**AIM OF THE TASK**
Pick each line that has "AutoPic" out of the records.

**MATERIAL SHOWN**

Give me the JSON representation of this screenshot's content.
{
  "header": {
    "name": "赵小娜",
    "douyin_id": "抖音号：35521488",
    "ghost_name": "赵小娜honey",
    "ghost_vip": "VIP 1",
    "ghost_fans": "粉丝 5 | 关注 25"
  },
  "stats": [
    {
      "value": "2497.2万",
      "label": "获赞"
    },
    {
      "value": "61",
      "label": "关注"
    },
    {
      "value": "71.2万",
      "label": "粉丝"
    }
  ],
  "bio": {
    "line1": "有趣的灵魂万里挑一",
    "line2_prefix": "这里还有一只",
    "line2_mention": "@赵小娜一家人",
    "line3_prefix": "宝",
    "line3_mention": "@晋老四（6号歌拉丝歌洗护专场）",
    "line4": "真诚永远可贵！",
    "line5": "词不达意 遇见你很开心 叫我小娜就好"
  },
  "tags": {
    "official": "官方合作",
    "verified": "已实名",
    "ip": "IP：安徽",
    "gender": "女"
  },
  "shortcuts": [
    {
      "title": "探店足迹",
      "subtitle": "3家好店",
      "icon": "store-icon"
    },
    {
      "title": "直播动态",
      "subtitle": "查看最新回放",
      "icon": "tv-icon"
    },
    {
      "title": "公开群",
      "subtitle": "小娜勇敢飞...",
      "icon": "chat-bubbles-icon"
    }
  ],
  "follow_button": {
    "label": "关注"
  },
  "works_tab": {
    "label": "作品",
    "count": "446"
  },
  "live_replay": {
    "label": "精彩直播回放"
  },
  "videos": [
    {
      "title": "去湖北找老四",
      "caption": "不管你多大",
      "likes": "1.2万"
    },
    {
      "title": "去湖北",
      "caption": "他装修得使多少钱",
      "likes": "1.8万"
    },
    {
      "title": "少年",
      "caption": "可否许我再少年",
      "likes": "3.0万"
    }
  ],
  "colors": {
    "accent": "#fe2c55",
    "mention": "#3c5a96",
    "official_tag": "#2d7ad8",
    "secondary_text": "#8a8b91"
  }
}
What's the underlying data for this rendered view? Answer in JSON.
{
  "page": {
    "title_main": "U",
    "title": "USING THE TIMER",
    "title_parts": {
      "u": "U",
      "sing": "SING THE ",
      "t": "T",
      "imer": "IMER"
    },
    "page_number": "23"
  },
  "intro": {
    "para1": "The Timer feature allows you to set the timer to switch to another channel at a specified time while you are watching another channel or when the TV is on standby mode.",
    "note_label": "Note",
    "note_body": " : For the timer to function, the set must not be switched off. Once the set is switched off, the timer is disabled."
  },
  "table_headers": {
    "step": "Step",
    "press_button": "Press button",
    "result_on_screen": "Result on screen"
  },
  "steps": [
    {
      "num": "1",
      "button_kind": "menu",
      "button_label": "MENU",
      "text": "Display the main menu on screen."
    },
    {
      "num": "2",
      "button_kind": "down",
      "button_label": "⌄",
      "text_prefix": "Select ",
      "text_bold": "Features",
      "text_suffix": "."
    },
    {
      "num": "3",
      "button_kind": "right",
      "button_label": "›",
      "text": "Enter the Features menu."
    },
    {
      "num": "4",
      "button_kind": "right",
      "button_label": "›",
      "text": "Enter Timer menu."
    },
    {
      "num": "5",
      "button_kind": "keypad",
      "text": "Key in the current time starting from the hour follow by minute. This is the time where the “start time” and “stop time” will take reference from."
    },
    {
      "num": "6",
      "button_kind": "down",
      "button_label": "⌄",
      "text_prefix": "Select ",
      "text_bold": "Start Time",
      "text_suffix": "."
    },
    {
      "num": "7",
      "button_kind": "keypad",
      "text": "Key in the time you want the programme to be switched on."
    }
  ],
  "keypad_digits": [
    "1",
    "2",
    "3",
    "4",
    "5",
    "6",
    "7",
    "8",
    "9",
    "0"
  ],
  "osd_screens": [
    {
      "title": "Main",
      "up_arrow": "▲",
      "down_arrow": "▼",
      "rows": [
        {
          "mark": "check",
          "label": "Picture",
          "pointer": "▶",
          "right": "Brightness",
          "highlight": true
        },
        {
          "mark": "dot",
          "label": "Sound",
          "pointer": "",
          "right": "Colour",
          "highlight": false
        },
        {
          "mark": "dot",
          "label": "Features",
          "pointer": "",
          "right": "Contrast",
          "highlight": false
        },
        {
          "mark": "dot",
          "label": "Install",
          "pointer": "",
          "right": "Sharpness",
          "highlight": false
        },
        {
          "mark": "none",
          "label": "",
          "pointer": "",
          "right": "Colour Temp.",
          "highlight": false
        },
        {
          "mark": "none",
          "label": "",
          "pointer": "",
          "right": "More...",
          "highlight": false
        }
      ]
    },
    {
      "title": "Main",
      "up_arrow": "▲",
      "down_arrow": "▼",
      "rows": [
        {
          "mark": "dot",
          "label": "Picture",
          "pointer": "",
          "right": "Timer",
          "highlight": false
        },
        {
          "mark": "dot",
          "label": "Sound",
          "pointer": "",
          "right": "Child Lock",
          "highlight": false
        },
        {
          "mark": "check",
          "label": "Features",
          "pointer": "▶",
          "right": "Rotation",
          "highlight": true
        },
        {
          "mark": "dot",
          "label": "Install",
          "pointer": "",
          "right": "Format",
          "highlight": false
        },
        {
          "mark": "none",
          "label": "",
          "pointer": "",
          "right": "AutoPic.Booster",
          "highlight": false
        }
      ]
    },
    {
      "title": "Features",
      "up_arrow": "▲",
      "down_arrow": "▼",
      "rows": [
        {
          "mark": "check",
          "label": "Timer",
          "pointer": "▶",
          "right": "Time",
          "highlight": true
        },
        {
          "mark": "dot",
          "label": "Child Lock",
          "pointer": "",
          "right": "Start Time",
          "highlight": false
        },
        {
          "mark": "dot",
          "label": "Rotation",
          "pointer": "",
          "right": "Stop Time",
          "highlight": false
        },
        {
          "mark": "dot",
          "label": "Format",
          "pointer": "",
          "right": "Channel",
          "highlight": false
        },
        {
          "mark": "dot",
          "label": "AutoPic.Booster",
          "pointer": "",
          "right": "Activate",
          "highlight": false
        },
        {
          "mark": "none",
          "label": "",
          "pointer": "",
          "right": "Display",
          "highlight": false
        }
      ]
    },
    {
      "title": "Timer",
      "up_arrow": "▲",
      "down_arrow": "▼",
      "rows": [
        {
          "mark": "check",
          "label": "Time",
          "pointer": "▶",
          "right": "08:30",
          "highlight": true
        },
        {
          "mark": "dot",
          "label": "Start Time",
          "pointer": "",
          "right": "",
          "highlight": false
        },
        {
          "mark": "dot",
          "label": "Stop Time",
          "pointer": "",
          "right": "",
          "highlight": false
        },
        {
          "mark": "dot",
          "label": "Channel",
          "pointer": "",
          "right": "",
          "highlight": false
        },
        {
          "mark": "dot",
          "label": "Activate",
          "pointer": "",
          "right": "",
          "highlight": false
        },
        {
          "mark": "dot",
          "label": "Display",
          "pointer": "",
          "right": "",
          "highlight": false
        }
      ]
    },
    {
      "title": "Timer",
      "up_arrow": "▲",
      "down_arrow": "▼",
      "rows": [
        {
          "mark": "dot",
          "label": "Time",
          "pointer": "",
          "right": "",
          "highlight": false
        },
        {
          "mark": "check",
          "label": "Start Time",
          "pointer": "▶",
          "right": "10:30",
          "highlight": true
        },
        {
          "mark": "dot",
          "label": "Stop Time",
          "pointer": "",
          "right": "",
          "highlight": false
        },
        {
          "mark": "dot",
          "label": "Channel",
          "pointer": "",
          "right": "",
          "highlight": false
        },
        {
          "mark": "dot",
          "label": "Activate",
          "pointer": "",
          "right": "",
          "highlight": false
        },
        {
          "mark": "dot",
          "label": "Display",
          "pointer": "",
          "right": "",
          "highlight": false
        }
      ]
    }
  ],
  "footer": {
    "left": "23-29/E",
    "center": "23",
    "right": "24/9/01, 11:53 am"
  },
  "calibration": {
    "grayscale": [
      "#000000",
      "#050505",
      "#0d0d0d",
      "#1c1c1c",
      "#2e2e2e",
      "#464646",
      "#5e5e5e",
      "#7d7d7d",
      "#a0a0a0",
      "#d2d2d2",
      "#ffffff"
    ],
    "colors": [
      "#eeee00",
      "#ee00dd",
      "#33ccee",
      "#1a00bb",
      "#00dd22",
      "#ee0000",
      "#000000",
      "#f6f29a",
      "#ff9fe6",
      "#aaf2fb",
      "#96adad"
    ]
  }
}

**EXERCISE ANSWER**
          "right": "AutoPic.Booster",
          "label": "AutoPic.Booster",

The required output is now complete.